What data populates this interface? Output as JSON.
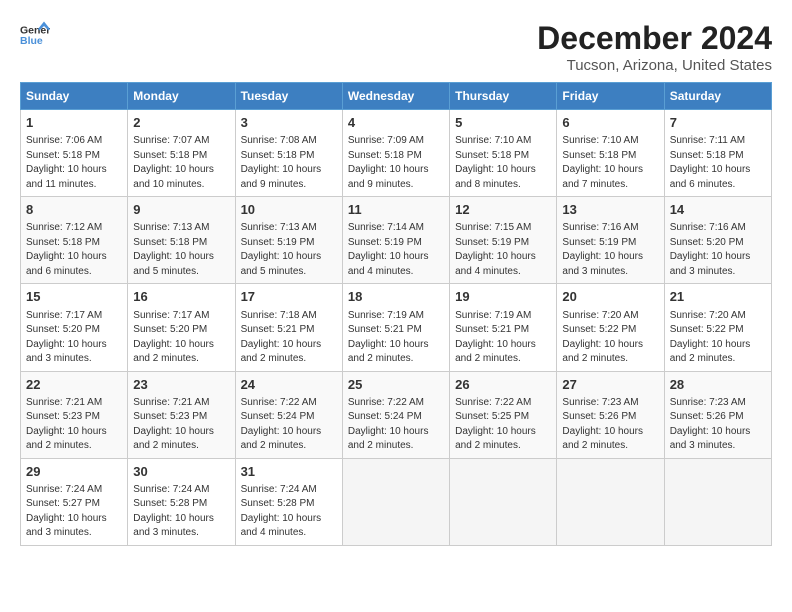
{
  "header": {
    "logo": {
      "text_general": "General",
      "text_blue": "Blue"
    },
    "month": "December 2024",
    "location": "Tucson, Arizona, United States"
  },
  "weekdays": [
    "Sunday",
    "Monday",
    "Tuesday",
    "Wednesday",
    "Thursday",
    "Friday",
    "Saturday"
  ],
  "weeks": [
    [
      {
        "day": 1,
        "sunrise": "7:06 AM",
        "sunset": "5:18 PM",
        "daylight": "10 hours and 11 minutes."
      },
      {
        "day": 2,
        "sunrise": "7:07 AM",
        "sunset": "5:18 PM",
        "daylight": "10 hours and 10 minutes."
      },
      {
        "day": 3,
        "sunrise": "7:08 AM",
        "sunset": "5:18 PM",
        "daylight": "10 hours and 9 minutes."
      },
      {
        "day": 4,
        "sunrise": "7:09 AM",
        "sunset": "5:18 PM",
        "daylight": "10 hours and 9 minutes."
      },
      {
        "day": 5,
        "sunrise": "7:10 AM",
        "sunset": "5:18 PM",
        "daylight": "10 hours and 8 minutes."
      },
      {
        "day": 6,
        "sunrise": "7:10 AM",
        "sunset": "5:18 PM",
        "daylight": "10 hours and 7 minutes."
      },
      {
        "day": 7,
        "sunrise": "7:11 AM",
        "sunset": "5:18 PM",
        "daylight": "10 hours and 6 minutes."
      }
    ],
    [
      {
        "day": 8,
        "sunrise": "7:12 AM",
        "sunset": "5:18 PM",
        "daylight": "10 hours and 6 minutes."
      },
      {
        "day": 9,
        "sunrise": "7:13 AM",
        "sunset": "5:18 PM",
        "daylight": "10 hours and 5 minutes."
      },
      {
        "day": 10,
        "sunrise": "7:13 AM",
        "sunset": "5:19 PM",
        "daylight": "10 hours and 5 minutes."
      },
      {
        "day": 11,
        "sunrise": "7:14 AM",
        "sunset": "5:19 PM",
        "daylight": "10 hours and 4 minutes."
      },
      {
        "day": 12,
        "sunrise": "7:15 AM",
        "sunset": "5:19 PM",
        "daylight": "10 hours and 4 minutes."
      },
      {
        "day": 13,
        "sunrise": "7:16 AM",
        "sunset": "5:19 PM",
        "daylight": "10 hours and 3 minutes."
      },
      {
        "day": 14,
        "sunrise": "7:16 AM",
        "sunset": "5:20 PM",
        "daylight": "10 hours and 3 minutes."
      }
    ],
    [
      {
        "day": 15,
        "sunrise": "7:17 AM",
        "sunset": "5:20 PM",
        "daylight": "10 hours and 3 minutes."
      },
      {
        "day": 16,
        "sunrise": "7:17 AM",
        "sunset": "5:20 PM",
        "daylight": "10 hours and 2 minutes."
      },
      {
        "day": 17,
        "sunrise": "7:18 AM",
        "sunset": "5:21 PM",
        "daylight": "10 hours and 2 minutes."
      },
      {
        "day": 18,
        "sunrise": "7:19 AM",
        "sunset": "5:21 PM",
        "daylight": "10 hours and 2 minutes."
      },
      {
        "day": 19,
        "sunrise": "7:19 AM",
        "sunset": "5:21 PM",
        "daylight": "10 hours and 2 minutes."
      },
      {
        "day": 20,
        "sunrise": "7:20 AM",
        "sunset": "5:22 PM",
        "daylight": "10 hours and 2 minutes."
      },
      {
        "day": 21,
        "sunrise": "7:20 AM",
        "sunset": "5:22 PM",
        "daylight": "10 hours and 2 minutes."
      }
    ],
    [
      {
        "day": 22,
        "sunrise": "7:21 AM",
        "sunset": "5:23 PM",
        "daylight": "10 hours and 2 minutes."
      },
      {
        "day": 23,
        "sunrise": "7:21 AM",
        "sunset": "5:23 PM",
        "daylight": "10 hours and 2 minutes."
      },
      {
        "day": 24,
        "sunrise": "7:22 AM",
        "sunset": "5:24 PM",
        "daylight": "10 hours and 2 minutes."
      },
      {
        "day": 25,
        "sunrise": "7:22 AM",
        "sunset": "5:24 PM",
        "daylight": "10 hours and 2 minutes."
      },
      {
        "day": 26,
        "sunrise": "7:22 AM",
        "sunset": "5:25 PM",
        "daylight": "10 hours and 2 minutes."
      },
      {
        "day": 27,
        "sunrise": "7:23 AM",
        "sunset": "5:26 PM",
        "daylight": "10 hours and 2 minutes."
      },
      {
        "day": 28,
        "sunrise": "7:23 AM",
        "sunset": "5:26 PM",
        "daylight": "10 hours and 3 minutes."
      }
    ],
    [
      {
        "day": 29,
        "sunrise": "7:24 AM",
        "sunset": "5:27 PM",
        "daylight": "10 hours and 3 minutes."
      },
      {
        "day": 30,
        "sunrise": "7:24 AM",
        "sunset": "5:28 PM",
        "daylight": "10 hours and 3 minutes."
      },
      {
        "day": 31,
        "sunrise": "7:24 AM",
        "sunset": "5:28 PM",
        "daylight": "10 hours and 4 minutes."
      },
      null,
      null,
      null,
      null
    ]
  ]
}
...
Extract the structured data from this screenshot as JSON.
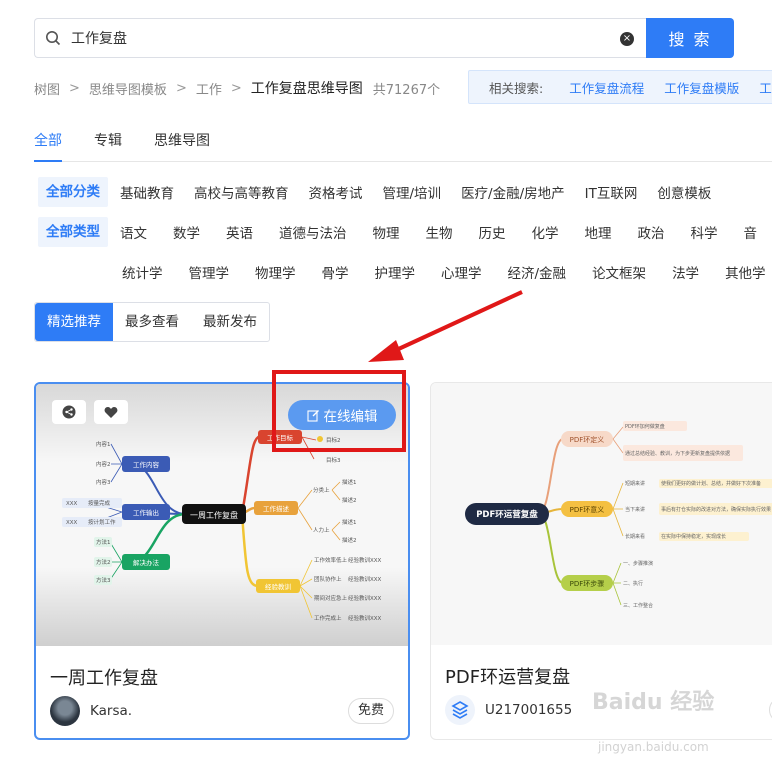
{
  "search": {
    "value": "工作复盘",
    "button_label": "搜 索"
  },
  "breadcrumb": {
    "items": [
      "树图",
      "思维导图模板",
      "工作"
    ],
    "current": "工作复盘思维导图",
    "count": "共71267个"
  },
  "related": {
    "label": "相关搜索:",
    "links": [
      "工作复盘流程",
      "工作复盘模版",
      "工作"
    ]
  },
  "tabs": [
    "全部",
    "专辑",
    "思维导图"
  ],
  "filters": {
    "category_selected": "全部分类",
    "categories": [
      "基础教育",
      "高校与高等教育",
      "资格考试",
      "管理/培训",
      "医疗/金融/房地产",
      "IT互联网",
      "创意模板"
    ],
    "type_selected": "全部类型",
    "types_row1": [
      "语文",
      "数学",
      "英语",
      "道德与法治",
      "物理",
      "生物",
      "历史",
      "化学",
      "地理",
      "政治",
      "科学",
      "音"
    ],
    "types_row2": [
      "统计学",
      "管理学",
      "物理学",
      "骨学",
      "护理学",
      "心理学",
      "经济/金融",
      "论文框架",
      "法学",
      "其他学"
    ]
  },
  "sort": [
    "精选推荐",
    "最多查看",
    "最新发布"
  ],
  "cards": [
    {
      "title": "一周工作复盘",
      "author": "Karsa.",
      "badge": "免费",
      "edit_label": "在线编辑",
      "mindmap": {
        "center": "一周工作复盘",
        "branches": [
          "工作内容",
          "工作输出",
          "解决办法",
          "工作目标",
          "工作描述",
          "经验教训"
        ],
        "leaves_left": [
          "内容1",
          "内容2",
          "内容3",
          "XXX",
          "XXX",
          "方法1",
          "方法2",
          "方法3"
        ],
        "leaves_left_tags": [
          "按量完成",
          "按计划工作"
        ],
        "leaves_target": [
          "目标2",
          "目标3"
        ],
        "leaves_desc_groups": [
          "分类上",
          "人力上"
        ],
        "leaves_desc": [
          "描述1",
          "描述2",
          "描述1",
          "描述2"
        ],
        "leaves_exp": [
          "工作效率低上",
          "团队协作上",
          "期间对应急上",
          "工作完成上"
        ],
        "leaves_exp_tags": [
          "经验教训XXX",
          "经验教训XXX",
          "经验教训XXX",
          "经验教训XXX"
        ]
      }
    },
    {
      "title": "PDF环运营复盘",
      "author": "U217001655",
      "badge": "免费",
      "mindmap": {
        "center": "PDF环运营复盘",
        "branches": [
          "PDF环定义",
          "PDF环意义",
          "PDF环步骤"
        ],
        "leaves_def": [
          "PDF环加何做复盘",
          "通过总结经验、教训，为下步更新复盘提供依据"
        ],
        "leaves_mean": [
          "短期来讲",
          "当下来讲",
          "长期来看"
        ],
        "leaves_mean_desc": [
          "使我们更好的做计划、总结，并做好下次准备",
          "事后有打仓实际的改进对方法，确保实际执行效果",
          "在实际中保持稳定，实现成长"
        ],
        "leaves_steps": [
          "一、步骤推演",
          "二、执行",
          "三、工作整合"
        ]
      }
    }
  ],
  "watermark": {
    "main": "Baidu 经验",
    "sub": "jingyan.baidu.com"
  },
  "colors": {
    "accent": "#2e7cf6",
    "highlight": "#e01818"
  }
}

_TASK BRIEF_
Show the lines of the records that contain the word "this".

_TASK OUTPUT_
What data populates this interface? Output as JSON.
Extract the structured data from this screenshot as JSON.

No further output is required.